Microwave Link to Microwave Sensor:

Possibilities include path loss, the directional nature of the two systems' antennas, and XPD, which together provide 75-80 dB of isolation. The main reason however, I think, is this:

  • While the two systems nominally operate on the same frequency, they are not actually on the same frequency. The receiver in the microwave sensor is extremely selective, having a bandwidth on the order of 50 Hz. The chance that the Gunn transmitter is operating within 50 Hz of the microwave sensor is virtually nil. The matched-filter/sample-hold IF input may also provide some interference rejection.

Lessons Learned

  • The motion sensor should be mounted horizontally (as shown in the photos above) for best performance. In this position, the sensor radiates a horizontally polarized signal.

  • Mount the sensor 30-36" (75-90cm) above the roadway level. Mounting any higher may allow some small cars to pass without detection.

  • To avoid nuisance trips, the sensitivity control [SENS] should be set no higher than what is necessary for reliable detection. A setting near the low end of its range will likely be optimal for detecting vehicles in an outdoor environment.*

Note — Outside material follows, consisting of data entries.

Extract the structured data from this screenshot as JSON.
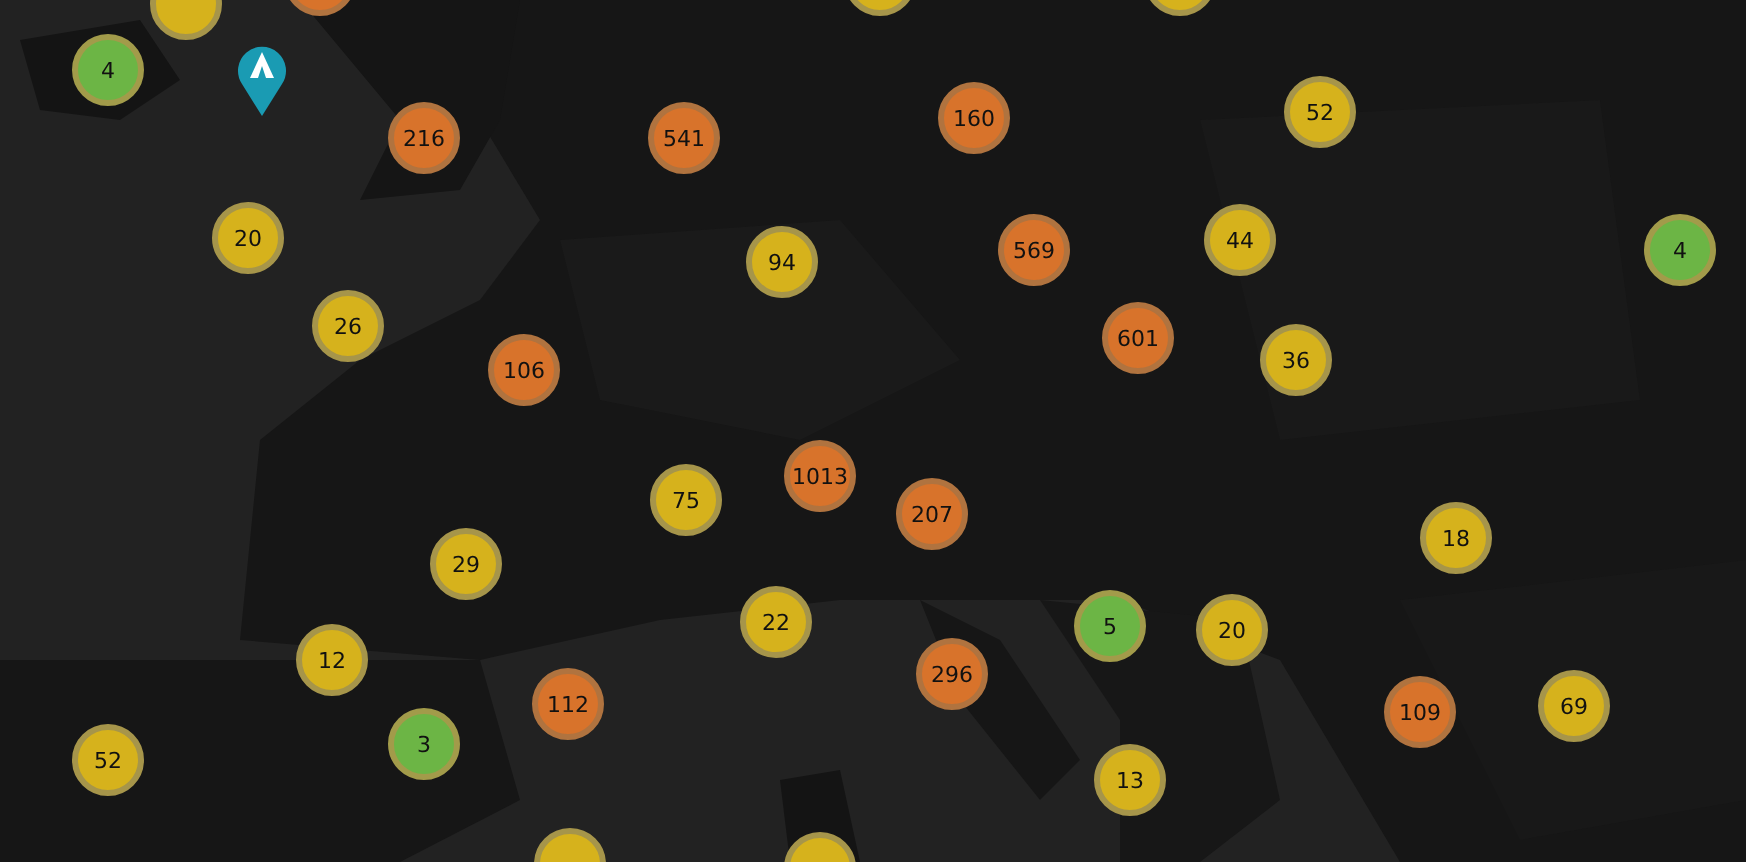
{
  "clusters": [
    {
      "kind": "medium"
    },
    {
      "kind": "large"
    },
    {
      "kind": "medium"
    },
    {
      "kind": "medium"
    },
    {
      "count": "4",
      "kind": "small"
    },
    {
      "count": "216",
      "kind": "large"
    },
    {
      "count": "541",
      "kind": "large"
    },
    {
      "count": "160",
      "kind": "large"
    },
    {
      "count": "52",
      "kind": "medium"
    },
    {
      "count": "20",
      "kind": "medium"
    },
    {
      "count": "94",
      "kind": "medium"
    },
    {
      "count": "569",
      "kind": "large"
    },
    {
      "count": "44",
      "kind": "medium"
    },
    {
      "count": "4",
      "kind": "small"
    },
    {
      "count": "26",
      "kind": "medium"
    },
    {
      "count": "106",
      "kind": "large"
    },
    {
      "count": "601",
      "kind": "large"
    },
    {
      "count": "36",
      "kind": "medium"
    },
    {
      "count": "1013",
      "kind": "large"
    },
    {
      "count": "75",
      "kind": "medium"
    },
    {
      "count": "207",
      "kind": "large"
    },
    {
      "count": "29",
      "kind": "medium"
    },
    {
      "count": "18",
      "kind": "medium"
    },
    {
      "count": "22",
      "kind": "medium"
    },
    {
      "count": "5",
      "kind": "small"
    },
    {
      "count": "20",
      "kind": "medium"
    },
    {
      "count": "12",
      "kind": "medium"
    },
    {
      "count": "296",
      "kind": "large"
    },
    {
      "count": "112",
      "kind": "large"
    },
    {
      "count": "3",
      "kind": "small"
    },
    {
      "count": "52",
      "kind": "medium"
    },
    {
      "count": "109",
      "kind": "large"
    },
    {
      "count": "69",
      "kind": "medium"
    },
    {
      "count": "13",
      "kind": "medium"
    },
    {
      "kind": "medium"
    },
    {
      "kind": "medium"
    }
  ]
}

  • Beware of nearby metallic objects moving in the wind. A bouncing strand of barbed wire on the rear side of the sensor caused false alarms until it was secured.

  • Installed at its initial location, the sensor was exquisitely sensitive to pedestrian motion, but was virtually blind to vehicle motion! Why? I soon learned that the sensor was discriminating against the speed of the targets' motion. As explained above, the IF amplifier discriminates against speeds above about 1.5 MPH. The fix was to relocate the sensor so as to place its axis at a less acute angle to the direction of travel. The angle was increased from about 10° to about 80°. See illustration below:

    The sensor "sees" the target's speed multiplied by the cosine of the angle between the target's moving direction and the axis of the module (see app note). At the new angle (80°), the ratio of actual speed to apparent speed is increased by a factor of about 5.7 [cos10/cos80] over the original angle, an improvement of nearly six-fold. Given the ±45° width of the sensor's beam, vehicles passing through the gate travelling at almost any speed now fall within range of the IF amplifier's frequency response and are easily detected.

    Note that the ability to discriminate based on the target's speed would also be useful in detecting pedestrians while ignoring vehicles. In that case, the original 10 degree beam angle might be near optimal.


System Detects Unauthorized Entry!

Very early one morning the sensor caught something passing through.

Deer? Coyote? Raccoon? Sasquatch?

Tracks in the snow implicate the perpetrator..

Actually, deer, not rabbits, are the most bothersome. Herds tend to move in single file and a herd of 10 travelling through the gate might trip the system 5-10 times as they come through. Very annoying.

*Choosing Cars over Critters

The microwave motion sensor reliably detects moving vehicles and animals, even during damp weather events (unlike the PIR sensor). I took advantage of the microwave sensor's uniform performance and lowered its sensitivity setting to a point where cars are detected but critters are not. Yes, by lowering the sensor's sensitivity I am choosing to ignore pedestrians (human critters) but, this being a rural location, visitors very rarely if ever arrive on foot. The ability to detect pedestrians can be restored to the sensor if needed simply by readjusting the sensitivity setting upward.

Schematics produced with DCCAD.

Related Articles

Microwave Motion Sensor

Temperature-Compensated Solar Battery Charger

PIR-Sensor Rebuild Project

Beep/Siren Power Amplifier